Advance Provisioning: Customers contract in advance a predetermined amount of resources, which are prepared in advance of service. The customer pays a flat fee or a monthly fee.
Dynamic Provisioning: The provider allocates resources when the customer needs them, then decommissions them when they are no longer needed. The customer is charged on a pay-per-use basis.
Managing a private cloud requires software tools to help create a virtualized pool of compute resources, provide a self-service portal for end users and handle security, resource allocation, tracking and billing. Management tools for private clouds tend to be service driven, as opposed to resource driven, because cloud environments are typically highly virtualized and organized in terms of portable workloads.
In hybrid cloud environments, compute, network and storage resources must be managed across multiple domains, so a good management strategy should start by defining what needs to be managed, and where and how to do it. Policies to help govern these domains should include configuration and installation of images, access control, and budgeting and reporting. Access control often includes the use of Single sign-on (SSO), in which a user logs in once and gains access to all systems without being prompted to log in again at each of them.
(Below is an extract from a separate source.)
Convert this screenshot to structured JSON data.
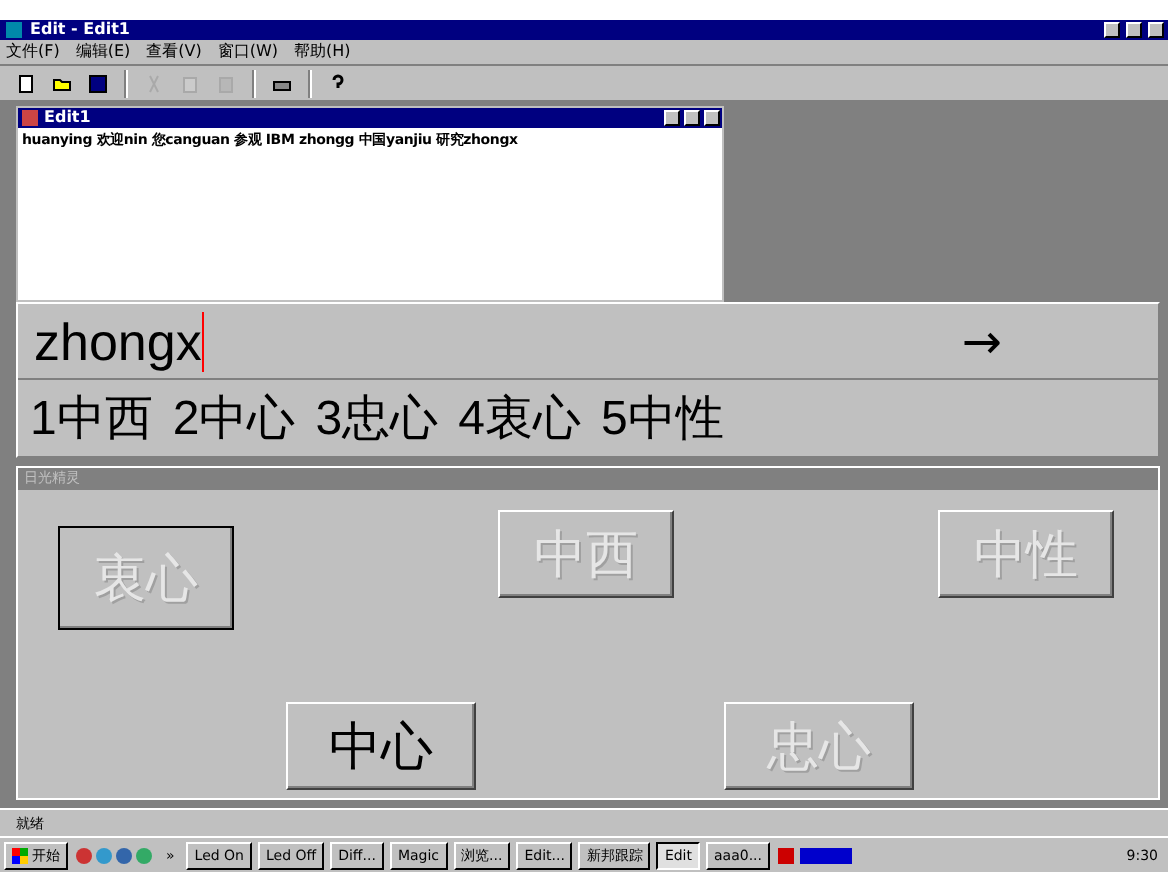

A Cloud Management System is a combination of software and technologies designed to manage cloud environments. The industry has responded to the management challenges of cloud computing with cloud management systems. HP, Novell, Eucalyptus, OpenNebula, Citrix and are among the vendors that have management systems specifically for managing cloud environments.
At a minimum, a cloud management solution should be able to manage a pool of heterogeneous compute resources, provide access to end users, monitor security, manage resource allocation and manage tracking. For composite applications, cloud management solutions also encompass frameworks for workflow mapping and management.
Enterprises with large-scale cloud implementations may require more robust cloud management tools that include specific characteristics, such as the ability to manage multiple platforms from a single point of reference, include intelligent analytics to automate processes like application lifecycle management.
And high-end cloud management tools should also be able to handle system failures automatically with capabilities such as self-monitoring, an explicit notification mechanism, and include failover and self-healing capabilities. Cisco recently launched its Inter Cloud solution to provide flexibility to dynamically manage workloads across public and private cloud environments.